I agree, these are gorgeous. I don't think your holes are too small. Personally I'd rather have a small or closed-up hole than one that is too big. I'm a fan of the "rope method" too.

I hadn't realized KA now has organic high-gluten flour; good to know. I'm not sure about the smell, is it possible it was the smell of the paper bag it's packaged in? Did it seem to come through in the taste of the bagels?

By the look of them they don't seem too puffy to me. It seems unlikely that they would overproof in 4 minutes straight from the fridge in a 68 degree kitchen. Maybe more a hydration thing again, rather than overproofing? If you try again with lower hydration and they're still too puffy for your taste, maybe you could try reducing the amount of yeast a bit.

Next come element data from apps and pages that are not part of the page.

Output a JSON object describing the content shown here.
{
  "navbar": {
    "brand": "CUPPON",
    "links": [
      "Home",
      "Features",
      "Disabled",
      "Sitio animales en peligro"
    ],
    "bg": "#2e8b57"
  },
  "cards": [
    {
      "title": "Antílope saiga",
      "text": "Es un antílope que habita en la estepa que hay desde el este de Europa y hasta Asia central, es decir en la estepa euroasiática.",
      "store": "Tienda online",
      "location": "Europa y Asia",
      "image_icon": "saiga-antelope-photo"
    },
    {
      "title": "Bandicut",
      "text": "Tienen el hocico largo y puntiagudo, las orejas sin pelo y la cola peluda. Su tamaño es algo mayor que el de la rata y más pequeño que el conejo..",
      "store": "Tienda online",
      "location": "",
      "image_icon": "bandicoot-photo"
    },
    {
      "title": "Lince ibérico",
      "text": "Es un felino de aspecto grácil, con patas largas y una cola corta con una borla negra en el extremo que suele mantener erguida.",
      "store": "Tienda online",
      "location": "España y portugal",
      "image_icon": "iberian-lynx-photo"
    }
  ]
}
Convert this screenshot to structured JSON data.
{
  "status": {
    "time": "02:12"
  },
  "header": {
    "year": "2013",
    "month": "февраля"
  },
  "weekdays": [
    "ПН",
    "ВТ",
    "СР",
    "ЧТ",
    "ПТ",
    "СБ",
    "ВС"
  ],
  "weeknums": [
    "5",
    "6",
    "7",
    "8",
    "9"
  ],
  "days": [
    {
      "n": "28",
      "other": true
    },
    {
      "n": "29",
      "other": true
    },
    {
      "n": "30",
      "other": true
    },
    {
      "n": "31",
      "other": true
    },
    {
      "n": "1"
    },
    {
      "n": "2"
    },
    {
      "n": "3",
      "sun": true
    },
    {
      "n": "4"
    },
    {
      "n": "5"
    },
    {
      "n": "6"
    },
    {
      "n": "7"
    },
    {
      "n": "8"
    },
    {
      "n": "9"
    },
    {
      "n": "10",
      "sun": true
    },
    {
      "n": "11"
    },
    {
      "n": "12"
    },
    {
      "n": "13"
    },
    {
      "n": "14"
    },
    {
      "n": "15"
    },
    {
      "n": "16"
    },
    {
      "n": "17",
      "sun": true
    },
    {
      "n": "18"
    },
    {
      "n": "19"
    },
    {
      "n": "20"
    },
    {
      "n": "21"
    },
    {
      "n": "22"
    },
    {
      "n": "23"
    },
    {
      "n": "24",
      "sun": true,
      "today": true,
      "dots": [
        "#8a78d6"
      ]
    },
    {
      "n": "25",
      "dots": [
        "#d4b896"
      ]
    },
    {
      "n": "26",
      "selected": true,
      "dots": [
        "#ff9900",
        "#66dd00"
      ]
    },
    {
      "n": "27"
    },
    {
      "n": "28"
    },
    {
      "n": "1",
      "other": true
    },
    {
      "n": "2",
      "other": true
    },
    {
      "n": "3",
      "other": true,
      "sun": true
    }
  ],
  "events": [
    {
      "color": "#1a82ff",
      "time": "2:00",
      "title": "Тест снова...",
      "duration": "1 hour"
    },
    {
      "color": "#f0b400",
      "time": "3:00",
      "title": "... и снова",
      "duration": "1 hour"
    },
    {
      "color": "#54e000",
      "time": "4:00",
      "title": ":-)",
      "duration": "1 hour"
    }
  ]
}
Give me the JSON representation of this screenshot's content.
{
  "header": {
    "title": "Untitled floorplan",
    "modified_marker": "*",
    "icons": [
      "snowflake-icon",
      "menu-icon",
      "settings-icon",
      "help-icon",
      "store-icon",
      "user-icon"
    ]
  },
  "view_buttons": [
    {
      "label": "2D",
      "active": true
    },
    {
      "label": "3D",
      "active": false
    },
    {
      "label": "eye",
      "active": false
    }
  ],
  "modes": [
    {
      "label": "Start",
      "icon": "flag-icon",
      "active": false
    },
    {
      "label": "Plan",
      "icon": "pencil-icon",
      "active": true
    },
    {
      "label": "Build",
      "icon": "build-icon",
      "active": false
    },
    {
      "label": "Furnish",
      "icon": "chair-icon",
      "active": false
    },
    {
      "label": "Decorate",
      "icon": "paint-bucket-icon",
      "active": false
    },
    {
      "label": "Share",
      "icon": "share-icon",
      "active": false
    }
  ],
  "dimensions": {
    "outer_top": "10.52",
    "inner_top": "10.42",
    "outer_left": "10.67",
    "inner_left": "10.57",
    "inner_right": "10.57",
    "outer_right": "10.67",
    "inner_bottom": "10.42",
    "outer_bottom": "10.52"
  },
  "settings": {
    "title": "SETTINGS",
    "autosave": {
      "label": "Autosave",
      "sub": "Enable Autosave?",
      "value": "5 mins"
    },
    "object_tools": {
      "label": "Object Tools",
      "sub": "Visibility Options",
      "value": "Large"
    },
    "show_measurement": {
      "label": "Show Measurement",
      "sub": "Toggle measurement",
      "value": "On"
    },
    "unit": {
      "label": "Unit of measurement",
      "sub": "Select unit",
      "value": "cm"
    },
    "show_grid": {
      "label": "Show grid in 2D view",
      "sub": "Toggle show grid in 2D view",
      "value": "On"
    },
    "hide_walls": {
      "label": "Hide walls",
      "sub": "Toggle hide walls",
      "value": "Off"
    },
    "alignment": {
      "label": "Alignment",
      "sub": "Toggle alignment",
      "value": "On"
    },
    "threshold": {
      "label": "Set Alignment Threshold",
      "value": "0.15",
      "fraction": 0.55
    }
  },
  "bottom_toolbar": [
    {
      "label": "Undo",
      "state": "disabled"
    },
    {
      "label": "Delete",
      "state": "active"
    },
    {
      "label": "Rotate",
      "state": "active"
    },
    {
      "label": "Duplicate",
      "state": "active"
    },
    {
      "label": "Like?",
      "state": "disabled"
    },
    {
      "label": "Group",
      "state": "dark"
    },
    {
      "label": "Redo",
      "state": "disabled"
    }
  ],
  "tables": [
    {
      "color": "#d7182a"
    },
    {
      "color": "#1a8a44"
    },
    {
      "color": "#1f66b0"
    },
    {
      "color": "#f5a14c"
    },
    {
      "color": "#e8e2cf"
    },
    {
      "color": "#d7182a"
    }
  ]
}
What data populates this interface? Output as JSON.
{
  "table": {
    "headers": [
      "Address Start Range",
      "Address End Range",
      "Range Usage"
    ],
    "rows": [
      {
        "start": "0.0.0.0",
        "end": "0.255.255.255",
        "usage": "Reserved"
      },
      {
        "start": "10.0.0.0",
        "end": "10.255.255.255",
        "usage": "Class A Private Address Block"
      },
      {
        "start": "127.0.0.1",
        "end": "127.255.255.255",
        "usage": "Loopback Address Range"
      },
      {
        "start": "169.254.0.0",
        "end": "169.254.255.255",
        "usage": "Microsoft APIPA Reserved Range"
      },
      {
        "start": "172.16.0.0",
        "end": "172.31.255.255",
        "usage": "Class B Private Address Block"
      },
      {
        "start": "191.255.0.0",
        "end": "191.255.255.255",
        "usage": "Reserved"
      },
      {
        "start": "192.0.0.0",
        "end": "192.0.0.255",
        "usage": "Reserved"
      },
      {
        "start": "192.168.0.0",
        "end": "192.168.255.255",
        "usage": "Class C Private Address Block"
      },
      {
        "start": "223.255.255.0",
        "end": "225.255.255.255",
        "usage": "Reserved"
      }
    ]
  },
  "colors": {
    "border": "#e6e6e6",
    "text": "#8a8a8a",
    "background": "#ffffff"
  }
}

I know what you mean about the ropes feeling hollowish. I think when I have noticed this it has been related to the dough being a little dried out. Spritzing with water prior to rolling seems to help. But if you're not noticing huge holes in the crumb of the bagels, I wouldn't worry about it too much.

Really lovely bagels!

Susanfnp

http://www.wildyeastblog.com

rainbowbrown's picture
rainbowbrown

Thanks for the kinds words guys.  About the flour smell: I transfered the flour from the paper bag to a glass container and the smell is still there.  I couldn't taste any off flavors in the bagels though, so that's good.  I don't know.

bwraith's picture
bwraith

Rainbowbrown,

Thanks for the kind words. It pleases me no end to know the bagels came out for you and that the posts were helpful. I can't thank Susanfnp enough for her posts and her blog, both of which have helped me enormously at various times, including for the bagel recipe.

Your bagels look good to me. I do understand the desire to get them even more chewy and dense, like the real thing, though.  I agree with Susanfnp. It's more likely that the hydration was a little high, if you think they were proofing too quickly. You could try halving or quartering the yeast, too, I imagine. Basically, from the point you start mixing the dough until you get them in the refrigerator and for a while after that, they will be fermenting at least a little bit. You can try using cool water for the dough, too.

I also had to knead by hand. The mixer just wasn't going to do it, but it didn't seem to be that big a deal, as I didn't really knead the dough for long, if I remember.

I don't know anything about the KA organic high gluten flour. Sounds interesting, though.

Not sure about the hollowish shaping issue, either. I didn't run into that, that I remember. I'll try to notice on my next bagel making project.

Oh, I just noticed the detail about spritzing in susanfnp's post below. Yes, I spritzed mine too with an atomizer. It helped very much with the drying out problem while shaping. Got that one from Susanfnp, too.

Bill

squatteam's picture
squatteam

These bagels look great! I'm toying with the idea of making square bagels with no hole in the center. The bagels I made in the past always seemed to proof to the point that there was no hole anyway so why not try to make a practical bagel? Anyone have any thoughts on this, pro or con? Thanks, oz